» **What you have to do**: Line by line, restate the material word for word, omitting any image.

===== Records to use =====

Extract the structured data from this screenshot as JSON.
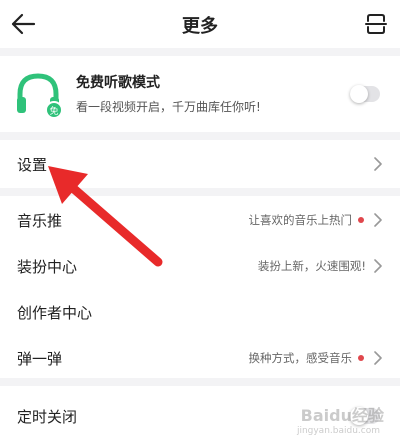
{
  "header": {
    "title": "更多"
  },
  "mode_card": {
    "title": "免费听歌模式",
    "description": "看一段视频开启，千万曲库任你听!",
    "toggle_on": false,
    "accent_color": "#2fc27a"
  },
  "settings": {
    "label": "设置"
  },
  "list": [
    {
      "label": "音乐推",
      "sub": "让喜欢的音乐上热门",
      "dot": true
    },
    {
      "label": "装扮中心",
      "sub": "装扮上新，火速围观!",
      "dot": false
    },
    {
      "label": "创作者中心",
      "sub": "",
      "dot": false
    },
    {
      "label": "弹一弹",
      "sub": "换种方式，感受音乐",
      "dot": true
    }
  ],
  "timer": {
    "label": "定时关闭",
    "toggle_on": false
  },
  "annotation_color": "#e82a2a",
  "watermark": {
    "brand": "Baidu经验",
    "url": "jingyan.baidu.com"
  }
}
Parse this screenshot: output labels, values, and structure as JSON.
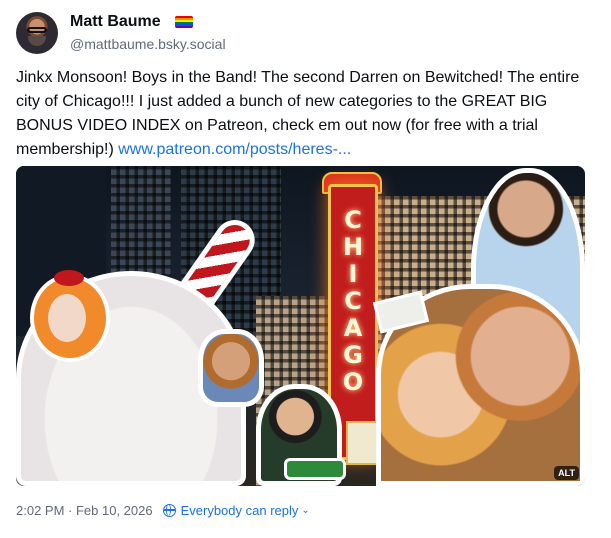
{
  "author": {
    "display_name": "Matt Baume",
    "handle": "@mattbaume.bsky.social",
    "flag_colors": [
      "#e40303",
      "#ff8c00",
      "#ffed00",
      "#008026",
      "#004dff",
      "#750787"
    ]
  },
  "post": {
    "text": "Jinkx Monsoon! Boys in the Band! The second Darren on Bewitched! The entire city of Chicago!!! I just added a bunch of new categories to the GREAT BIG BONUS VIDEO INDEX on Patreon, check em out now (for free with a trial membership!) ",
    "link_text": "www.patreon.com/posts/heres-...",
    "image": {
      "alt_badge": "ALT",
      "sign_letters": [
        "C",
        "H",
        "I",
        "C",
        "A",
        "G",
        "O"
      ]
    }
  },
  "footer": {
    "timestamp": "2:02 PM · Feb 10, 2026",
    "reply_setting": "Everybody can reply",
    "reply_icon": "globe-icon",
    "accent_color": "#1a72e8"
  }
}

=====

» **Result of this task**:
Extract the structured data from this screenshot as JSON.
{
  "header": {
    "title": "更多"
  },
  "mode_card": {
    "title": "免费听歌模式",
    "description": "看一段视频开启，千万曲库任你听!",
    "toggle_on": false,
    "accent_color": "#2fc27a"
  },
  "settings": {
    "label": "设置"
  },
  "list": [
    {
      "label": "音乐推",
      "sub": "让喜欢的音乐上热门",
      "dot": true
    },
    {
      "label": "装扮中心",
      "sub": "装扮上新，火速围观!",
      "dot": false
    },
    {
      "label": "创作者中心",
      "sub": "",
      "dot": false
    },
    {
      "label": "弹一弹",
      "sub": "换种方式，感受音乐",
      "dot": true
    }
  ],
  "timer": {
    "label": "定时关闭",
    "toggle_on": false
  },
  "annotation_color": "#e82a2a",
  "watermark": {
    "brand": "Baidu经验",
    "url": "jingyan.baidu.com"
  }
}
Parse this screenshot: output labels, values, and structure as JSON.
{
  "author": {
    "display_name": "Matt Baume",
    "handle": "@mattbaume.bsky.social",
    "flag_colors": [
      "#e40303",
      "#ff8c00",
      "#ffed00",
      "#008026",
      "#004dff",
      "#750787"
    ]
  },
  "post": {
    "text": "Jinkx Monsoon! Boys in the Band! The second Darren on Bewitched! The entire city of Chicago!!! I just added a bunch of new categories to the GREAT BIG BONUS VIDEO INDEX on Patreon, check em out now (for free with a trial membership!) ",
    "link_text": "www.patreon.com/posts/heres-...",
    "image": {
      "alt_badge": "ALT",
      "sign_letters": [
        "C",
        "H",
        "I",
        "C",
        "A",
        "G",
        "O"
      ]
    }
  },
  "footer": {
    "timestamp": "2:02 PM · Feb 10, 2026",
    "reply_setting": "Everybody can reply",
    "reply_icon": "globe-icon",
    "accent_color": "#1a72e8"
  }
}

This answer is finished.